The court is to examine all admissible facts, viewing the entirety of the record and accepting all facts and drawing all reasonable inferences in favor of the non-movant, Erdman v. City of Ft. Atkinson, 84 F.3d 960, 961 (7th Cir. 1996); Vukadinovich v. Bd. of Sch. Trustees, 978 F.2d 403, 408 (7th Cir. 1992), cert. denied, 510 U.S. 844 (1993); Lohorn v. Michal, 913 F.2d 327, 331 (7th Cir. 1990); DeValk Lincoln-Mercury, Inc. V. Ford Motor Co., 811 F.2d 326, 329 (7th Cir. 1987); Bartman v. Allis Chalmers Corp., 799 F.2d 311, 312 (7th Cir. 1986), cert. denied, 479 U.S. 1092 (1987), and construing any doubts against the moving party. Adickes v. S.H. Kress & Co., 398 U.S. 144 (1970); Trotter v. Anderson, 417 F.2d 1191 (7th Cir. 1969); Haefling v. United Parcel Serv., Inc., 169 F.3d 494, 497 (7th Cir.1999).
The following facts are taken from the parties' statements of fact and the responses and replies thereto, as well as from the evidence they have submitted in support or in opposition.
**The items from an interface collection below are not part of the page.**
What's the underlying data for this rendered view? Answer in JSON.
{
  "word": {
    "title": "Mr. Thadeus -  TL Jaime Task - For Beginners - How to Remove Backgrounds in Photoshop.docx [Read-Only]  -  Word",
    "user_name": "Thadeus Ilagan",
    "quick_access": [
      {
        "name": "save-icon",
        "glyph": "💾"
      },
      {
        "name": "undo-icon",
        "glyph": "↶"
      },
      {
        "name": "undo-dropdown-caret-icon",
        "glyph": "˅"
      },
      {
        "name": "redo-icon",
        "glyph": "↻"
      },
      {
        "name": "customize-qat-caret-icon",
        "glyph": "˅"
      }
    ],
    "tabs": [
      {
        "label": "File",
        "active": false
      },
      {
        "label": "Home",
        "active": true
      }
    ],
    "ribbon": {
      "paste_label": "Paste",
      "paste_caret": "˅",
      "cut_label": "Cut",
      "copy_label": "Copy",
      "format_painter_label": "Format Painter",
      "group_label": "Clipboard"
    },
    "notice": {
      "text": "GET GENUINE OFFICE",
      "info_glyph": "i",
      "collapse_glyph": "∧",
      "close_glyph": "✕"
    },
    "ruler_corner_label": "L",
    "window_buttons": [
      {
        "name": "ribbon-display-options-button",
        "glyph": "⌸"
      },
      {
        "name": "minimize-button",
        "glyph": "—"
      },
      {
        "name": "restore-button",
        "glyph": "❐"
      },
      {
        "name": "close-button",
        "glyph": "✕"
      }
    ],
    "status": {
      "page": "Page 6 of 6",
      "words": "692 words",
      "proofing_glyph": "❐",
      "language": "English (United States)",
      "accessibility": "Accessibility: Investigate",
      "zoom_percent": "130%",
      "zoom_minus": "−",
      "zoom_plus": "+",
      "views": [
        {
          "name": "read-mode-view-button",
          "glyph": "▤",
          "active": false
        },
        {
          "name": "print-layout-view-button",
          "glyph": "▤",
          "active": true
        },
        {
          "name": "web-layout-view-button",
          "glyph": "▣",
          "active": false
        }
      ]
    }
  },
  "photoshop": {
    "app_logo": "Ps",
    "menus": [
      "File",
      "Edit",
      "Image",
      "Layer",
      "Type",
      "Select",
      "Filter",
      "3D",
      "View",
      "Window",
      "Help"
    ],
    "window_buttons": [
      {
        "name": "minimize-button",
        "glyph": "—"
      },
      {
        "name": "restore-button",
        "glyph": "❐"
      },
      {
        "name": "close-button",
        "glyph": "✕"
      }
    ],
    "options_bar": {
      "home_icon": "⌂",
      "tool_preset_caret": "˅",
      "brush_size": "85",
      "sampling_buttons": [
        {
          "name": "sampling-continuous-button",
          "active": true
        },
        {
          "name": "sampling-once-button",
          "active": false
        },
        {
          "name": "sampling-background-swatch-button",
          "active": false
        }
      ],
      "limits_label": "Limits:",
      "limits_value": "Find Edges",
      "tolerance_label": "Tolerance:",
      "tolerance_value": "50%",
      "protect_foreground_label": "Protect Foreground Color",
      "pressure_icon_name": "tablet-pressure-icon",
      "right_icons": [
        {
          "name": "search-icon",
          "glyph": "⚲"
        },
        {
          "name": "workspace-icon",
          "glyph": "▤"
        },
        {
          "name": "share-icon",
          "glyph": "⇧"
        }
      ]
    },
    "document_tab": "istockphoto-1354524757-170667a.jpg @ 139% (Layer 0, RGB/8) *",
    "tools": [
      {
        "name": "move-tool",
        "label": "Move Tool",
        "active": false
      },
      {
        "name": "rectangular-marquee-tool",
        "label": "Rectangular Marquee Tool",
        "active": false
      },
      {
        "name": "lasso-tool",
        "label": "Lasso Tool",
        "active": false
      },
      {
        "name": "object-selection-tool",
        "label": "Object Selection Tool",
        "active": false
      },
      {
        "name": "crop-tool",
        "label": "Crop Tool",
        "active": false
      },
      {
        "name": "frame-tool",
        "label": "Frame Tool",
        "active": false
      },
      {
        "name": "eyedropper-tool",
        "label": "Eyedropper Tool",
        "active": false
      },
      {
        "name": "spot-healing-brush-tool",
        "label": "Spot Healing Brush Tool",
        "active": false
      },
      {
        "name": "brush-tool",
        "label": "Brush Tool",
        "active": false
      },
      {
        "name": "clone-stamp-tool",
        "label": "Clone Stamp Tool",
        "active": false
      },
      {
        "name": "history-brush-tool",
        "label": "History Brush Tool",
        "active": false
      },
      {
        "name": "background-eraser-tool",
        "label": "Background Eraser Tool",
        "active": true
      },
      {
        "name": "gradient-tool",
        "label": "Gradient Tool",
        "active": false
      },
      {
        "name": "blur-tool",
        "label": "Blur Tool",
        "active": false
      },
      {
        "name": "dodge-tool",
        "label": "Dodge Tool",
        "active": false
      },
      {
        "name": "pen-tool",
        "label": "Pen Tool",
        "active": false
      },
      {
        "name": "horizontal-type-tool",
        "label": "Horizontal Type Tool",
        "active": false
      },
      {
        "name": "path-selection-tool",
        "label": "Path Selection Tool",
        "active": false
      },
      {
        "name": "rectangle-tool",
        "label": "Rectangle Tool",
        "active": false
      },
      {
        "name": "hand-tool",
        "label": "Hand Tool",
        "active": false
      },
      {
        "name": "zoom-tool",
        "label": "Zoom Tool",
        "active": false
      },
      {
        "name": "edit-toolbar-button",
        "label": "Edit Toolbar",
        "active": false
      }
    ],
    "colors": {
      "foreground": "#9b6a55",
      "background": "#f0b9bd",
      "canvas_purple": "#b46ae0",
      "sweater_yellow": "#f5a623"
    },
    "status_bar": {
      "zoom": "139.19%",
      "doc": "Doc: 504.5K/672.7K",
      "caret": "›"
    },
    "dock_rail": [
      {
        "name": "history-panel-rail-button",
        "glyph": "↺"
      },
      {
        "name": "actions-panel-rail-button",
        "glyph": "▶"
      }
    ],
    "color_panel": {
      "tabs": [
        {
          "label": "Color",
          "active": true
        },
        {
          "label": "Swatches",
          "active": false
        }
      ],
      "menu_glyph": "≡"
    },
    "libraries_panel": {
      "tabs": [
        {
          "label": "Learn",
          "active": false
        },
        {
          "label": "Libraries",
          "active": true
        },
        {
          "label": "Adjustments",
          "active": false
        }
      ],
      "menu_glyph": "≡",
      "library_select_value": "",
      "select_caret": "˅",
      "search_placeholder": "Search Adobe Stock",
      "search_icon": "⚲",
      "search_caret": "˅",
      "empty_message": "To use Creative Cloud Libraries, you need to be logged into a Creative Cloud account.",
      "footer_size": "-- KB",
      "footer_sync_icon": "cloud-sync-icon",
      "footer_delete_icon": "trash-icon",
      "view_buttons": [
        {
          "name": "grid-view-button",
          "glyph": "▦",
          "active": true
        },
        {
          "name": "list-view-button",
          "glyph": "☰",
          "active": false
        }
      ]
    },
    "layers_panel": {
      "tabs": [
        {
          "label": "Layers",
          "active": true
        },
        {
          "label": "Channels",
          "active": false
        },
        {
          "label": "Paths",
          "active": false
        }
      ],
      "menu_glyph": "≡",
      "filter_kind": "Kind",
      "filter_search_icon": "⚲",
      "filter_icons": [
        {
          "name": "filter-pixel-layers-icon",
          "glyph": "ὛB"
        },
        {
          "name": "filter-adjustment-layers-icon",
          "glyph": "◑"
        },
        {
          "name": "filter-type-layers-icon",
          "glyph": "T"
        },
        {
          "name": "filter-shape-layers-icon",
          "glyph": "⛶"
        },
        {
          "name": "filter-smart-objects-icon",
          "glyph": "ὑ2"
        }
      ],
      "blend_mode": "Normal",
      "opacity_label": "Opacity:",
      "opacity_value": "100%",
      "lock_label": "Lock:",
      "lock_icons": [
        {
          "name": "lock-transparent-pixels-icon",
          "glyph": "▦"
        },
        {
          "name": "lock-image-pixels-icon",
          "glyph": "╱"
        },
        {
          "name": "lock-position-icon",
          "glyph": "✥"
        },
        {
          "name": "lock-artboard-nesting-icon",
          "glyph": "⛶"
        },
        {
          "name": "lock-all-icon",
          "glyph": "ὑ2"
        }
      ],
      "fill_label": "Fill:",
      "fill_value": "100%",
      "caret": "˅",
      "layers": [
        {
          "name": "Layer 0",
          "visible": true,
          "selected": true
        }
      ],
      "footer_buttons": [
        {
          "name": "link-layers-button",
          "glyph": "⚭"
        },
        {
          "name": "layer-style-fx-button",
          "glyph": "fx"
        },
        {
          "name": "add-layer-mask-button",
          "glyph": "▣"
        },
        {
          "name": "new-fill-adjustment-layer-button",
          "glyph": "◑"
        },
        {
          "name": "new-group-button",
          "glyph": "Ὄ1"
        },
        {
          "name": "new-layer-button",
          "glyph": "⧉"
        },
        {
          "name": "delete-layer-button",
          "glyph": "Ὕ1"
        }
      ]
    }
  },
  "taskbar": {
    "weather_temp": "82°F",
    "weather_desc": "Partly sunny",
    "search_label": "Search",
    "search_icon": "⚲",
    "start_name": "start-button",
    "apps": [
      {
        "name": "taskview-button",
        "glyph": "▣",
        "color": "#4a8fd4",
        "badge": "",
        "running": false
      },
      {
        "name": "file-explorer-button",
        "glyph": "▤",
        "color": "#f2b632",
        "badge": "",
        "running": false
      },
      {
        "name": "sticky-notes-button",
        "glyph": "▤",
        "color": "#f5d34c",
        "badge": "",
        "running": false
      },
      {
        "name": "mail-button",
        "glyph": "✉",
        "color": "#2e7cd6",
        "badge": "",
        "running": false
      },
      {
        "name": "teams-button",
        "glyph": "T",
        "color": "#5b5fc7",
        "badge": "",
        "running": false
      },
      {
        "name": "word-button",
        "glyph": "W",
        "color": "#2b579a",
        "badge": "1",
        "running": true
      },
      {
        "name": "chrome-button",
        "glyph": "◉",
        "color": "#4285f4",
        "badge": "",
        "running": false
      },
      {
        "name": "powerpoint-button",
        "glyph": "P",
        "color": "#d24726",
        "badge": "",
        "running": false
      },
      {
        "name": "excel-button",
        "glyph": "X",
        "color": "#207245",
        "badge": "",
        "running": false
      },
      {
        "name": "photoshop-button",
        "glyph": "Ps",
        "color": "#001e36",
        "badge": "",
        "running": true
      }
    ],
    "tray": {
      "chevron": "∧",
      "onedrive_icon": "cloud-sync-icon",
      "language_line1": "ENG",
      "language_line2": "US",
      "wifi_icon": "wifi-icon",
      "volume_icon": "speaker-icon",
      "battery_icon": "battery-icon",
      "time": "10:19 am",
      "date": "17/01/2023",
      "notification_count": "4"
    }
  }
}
One Saturday in September of 2007, a theft complaint was lodged at the Rock Island Police Department. The location of the theft was at Apartment 4 at 723 20th Street in Rock Island, where one Tom Jones resided. He reported that a friend of his, Thomas Felton, had stolen his air conditioner and had hit him in the face.
Police officer Pat Richter responded to that complaint. Richter spoke with Jones, who ultimately told Richter he did not want to press charges but he did want his air conditioner back. Richter could see that Felton was sitting on the air conditioner on a balcony outside of the apartment next door. He could also determine, after he spoke with Felton, that Felton was intoxicated. Richter also talked to a Sean Cook, who was in Jones' apartment and had witnessed the incident. He confirmed that Felton had tried to hit Jones and provided some other details. Richter ran Cook's name via radio and learned that there was an arrest warrant outstanding for Cook. Richter cuffed and arrested Cook. He called for assistance, since someone would have to take custody of Cook while he continued his investigation of the theft incident. Two officers responded, one of them defendant Richard Carlson. The second officer took control of Cook; Carlson remained to assist Richter.
In addition to speaking to Jones, Felton and Cook, Officer Richter also interviewed Debra Hawkins, an African American woman who lived with plaintiff Rick Holland in apartment 5, next door to Jones' apartment. At the time of the interview, Holland, an African American man, was not at home; he had been at a barbeque at his parent's house and was on his way home. When he arrived, he walked upstairs carrying a pan of leftovers from the barbeque. In order to get to his apartment, it was necessary for him to walk past Apartment 4. He noticed the commotion - there were already 5 to 7 people present in addition to police officers in front of apartments 4 and 5 - and he observed a guy sitting on an air conditioner in front of his door.
Holland testified that he was unable to open the door to his apartment because of the location where Felton was sitting on the air conditioner. He stated that he asked Felton to move, but Felton "indicated" that the officer had told him to remain where he was. How ...